Element data from apps and pages:
- - - -

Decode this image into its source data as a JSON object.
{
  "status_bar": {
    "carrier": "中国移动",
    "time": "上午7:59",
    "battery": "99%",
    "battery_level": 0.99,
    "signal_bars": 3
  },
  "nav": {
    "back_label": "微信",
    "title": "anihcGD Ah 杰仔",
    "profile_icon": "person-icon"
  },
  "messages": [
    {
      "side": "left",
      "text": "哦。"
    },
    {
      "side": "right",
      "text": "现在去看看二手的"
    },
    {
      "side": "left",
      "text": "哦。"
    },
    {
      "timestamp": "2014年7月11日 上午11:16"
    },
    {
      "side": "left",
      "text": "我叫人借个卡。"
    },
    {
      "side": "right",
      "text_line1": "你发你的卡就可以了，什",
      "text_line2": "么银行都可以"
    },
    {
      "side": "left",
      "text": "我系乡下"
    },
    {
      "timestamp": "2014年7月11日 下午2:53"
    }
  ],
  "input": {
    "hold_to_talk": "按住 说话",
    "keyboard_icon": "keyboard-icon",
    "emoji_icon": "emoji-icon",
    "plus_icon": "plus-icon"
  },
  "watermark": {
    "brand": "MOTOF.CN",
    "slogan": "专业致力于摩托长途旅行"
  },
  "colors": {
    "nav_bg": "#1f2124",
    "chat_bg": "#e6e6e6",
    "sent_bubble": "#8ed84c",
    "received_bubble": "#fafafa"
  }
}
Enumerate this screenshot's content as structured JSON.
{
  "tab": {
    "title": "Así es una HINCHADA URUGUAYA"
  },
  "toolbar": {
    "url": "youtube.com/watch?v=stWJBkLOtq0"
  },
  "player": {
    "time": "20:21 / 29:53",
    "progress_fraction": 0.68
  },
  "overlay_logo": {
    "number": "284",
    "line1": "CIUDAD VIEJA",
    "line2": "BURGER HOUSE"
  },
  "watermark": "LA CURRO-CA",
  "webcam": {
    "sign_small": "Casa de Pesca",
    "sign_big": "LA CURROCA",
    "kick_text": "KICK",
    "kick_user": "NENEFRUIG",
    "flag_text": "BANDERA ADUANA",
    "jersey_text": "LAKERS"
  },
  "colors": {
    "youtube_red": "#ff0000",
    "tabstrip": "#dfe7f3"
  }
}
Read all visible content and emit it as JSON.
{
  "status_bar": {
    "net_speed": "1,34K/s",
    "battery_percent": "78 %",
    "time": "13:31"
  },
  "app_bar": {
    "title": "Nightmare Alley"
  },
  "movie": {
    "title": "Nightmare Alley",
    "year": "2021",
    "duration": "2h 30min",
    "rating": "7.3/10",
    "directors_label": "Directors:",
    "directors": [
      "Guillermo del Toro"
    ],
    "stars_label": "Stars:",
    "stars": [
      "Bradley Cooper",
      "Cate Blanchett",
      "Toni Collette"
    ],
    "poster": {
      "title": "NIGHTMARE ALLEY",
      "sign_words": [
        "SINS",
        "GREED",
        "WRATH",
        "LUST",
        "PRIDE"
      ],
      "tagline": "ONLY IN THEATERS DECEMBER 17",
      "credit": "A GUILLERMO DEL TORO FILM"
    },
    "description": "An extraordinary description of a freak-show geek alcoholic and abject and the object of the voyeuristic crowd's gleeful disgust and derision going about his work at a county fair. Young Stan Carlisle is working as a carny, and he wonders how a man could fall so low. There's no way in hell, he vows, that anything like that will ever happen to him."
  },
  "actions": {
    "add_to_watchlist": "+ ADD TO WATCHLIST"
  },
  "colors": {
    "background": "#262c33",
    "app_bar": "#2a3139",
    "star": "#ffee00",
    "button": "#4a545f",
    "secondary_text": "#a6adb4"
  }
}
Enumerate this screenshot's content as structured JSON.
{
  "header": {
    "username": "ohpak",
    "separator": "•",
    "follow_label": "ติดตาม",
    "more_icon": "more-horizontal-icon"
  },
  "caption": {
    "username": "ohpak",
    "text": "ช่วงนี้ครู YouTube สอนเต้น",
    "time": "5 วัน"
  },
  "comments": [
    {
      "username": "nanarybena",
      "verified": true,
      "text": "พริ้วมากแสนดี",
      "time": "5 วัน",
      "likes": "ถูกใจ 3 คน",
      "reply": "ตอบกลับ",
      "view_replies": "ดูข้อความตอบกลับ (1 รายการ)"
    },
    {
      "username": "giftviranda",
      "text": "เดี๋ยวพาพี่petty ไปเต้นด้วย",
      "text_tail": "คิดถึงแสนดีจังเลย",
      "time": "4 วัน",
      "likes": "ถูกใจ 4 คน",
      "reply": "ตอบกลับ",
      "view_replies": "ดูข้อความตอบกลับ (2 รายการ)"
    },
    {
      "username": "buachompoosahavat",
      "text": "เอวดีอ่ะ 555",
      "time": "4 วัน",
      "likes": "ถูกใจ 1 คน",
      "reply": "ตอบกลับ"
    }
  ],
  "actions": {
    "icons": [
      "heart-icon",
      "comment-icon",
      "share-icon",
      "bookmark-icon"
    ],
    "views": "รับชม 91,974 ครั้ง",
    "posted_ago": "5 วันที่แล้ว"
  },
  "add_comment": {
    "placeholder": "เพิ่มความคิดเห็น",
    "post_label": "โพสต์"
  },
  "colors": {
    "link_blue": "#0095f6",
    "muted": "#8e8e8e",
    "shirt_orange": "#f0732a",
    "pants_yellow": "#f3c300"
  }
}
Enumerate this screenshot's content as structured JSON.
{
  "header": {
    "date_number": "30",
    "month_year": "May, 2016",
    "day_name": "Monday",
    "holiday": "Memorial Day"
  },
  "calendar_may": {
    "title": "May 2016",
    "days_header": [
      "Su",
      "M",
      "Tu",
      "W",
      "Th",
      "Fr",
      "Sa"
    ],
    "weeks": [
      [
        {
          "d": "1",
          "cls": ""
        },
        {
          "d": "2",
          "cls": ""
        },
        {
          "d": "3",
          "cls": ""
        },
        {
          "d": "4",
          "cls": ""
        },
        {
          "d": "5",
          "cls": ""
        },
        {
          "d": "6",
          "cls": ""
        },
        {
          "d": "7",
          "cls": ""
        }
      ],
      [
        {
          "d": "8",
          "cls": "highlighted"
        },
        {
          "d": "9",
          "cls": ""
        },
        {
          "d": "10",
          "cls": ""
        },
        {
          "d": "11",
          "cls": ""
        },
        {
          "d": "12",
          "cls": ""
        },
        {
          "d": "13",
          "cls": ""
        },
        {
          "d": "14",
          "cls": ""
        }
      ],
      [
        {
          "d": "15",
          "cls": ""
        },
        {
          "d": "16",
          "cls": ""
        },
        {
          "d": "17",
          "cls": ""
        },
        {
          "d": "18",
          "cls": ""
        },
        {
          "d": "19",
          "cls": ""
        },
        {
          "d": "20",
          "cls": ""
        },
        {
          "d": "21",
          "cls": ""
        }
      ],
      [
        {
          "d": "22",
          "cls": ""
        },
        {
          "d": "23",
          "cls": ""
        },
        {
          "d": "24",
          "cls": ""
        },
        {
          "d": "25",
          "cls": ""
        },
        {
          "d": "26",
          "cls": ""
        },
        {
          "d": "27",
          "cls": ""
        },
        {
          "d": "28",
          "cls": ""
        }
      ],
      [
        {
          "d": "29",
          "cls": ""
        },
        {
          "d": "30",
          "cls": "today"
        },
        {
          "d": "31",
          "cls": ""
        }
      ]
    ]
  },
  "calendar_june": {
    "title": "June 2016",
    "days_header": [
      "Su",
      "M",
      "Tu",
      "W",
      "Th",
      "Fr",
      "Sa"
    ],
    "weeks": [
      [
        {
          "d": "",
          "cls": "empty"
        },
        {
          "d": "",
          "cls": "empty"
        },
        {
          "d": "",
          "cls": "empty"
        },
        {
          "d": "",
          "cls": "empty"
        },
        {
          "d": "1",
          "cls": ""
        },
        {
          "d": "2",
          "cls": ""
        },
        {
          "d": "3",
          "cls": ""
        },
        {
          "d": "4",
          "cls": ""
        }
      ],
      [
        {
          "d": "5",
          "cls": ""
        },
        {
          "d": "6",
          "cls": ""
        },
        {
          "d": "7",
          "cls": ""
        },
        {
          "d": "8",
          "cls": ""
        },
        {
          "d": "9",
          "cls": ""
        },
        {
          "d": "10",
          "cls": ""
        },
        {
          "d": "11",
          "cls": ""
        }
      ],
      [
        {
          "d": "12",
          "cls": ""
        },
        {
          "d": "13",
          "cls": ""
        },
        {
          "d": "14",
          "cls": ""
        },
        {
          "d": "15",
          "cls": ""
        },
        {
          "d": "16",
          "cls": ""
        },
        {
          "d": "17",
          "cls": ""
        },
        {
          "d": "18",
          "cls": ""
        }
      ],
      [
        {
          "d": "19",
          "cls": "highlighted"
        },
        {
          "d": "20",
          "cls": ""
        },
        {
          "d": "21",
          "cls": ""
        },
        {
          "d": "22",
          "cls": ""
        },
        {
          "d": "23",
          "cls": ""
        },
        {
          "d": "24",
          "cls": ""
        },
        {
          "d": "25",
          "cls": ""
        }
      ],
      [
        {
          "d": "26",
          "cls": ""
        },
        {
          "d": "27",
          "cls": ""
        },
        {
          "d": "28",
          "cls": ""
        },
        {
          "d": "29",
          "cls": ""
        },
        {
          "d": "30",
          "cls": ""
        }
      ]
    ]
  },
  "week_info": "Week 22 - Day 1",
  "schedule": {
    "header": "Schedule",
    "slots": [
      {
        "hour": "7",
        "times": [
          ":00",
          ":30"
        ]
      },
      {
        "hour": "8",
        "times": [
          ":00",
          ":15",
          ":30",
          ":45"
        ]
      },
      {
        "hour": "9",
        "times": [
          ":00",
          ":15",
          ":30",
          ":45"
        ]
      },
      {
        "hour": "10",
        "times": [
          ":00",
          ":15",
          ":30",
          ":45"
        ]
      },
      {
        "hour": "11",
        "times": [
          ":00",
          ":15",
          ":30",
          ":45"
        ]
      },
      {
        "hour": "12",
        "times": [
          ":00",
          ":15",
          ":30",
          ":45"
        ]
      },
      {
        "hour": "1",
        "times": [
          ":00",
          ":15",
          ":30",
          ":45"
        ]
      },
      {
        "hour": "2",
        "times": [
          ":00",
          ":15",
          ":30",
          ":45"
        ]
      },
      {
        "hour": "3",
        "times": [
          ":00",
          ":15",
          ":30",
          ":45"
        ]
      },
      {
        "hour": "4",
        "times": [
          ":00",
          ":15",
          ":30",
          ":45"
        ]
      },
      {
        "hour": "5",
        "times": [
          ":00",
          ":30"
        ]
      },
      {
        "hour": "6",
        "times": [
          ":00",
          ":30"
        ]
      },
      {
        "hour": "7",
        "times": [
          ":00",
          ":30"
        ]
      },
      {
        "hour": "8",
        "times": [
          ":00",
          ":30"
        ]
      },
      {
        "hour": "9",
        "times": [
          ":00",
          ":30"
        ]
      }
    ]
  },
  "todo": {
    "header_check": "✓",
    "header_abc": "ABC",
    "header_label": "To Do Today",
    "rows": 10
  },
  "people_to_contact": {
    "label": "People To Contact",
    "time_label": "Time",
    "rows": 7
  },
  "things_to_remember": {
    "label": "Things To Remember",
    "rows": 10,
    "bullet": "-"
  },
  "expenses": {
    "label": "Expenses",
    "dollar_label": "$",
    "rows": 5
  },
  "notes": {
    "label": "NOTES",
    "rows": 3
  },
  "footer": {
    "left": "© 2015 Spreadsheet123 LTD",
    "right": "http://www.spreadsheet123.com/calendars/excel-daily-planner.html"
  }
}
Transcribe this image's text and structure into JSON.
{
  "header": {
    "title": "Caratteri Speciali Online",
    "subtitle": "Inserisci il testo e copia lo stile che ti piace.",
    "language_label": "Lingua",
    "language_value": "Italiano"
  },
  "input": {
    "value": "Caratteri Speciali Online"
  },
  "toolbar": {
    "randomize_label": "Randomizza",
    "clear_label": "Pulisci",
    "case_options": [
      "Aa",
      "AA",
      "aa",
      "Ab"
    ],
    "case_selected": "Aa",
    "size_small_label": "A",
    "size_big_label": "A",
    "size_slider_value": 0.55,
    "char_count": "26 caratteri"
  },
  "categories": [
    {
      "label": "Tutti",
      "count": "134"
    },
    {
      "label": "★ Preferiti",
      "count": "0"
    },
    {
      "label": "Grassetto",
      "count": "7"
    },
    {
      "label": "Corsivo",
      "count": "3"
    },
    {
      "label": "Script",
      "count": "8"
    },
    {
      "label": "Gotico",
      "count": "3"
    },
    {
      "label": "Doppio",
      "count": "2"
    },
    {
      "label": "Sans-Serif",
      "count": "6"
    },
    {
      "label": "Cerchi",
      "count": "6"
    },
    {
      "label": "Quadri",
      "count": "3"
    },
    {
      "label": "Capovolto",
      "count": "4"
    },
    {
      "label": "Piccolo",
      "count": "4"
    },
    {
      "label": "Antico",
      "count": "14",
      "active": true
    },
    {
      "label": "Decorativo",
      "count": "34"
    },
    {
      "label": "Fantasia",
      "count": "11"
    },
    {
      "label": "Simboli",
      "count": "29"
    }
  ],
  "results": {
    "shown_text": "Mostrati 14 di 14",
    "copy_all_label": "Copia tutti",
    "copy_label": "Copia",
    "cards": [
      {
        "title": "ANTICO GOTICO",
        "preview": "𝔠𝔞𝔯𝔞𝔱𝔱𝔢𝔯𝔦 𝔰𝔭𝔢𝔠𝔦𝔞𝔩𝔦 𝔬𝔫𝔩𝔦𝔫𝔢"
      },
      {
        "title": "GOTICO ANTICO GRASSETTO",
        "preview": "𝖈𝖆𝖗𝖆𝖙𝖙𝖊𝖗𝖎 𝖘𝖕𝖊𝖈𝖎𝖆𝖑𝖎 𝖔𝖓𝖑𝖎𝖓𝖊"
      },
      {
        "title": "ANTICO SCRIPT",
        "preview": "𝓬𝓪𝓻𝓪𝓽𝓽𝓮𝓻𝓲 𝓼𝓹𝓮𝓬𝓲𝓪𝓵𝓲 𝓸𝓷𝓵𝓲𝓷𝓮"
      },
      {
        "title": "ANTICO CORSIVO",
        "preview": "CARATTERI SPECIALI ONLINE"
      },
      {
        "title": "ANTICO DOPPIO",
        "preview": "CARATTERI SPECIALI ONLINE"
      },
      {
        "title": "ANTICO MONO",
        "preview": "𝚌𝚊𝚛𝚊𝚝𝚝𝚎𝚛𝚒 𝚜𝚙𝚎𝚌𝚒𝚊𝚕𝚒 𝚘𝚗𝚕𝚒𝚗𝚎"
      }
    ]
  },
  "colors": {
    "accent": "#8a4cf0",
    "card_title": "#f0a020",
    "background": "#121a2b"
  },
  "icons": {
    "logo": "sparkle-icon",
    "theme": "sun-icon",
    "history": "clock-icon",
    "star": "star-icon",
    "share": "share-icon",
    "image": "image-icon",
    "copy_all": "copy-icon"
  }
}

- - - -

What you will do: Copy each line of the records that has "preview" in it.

Task result:
        "preview": "𝔠𝔞𝔯𝔞𝔱𝔱𝔢𝔯𝔦 𝔰𝔭𝔢𝔠𝔦𝔞𝔩𝔦 𝔬𝔫𝔩𝔦𝔫𝔢"
        "preview": "𝖈𝖆𝖗𝖆𝖙𝖙𝖊𝖗𝖎 𝖘𝖕𝖊𝖈𝖎𝖆𝖑𝖎 𝖔𝖓𝖑𝖎𝖓𝖊"
        "preview": "𝓬𝓪𝓻𝓪𝓽𝓽𝓮𝓻𝓲 𝓼𝓹𝓮𝓬𝓲𝓪𝓵𝓲 𝓸𝓷𝓵𝓲𝓷𝓮"
        "preview": "CARATTERI SPECIALI ONLINE"
        "preview": "CARATTERI SPECIALI ONLINE"
        "preview": "𝚌𝚊𝚛𝚊𝚝𝚝𝚎𝚛𝚒 𝚜𝚙𝚎𝚌𝚒𝚊𝚕𝚒 𝚘𝚗𝚕𝚒𝚗𝚎"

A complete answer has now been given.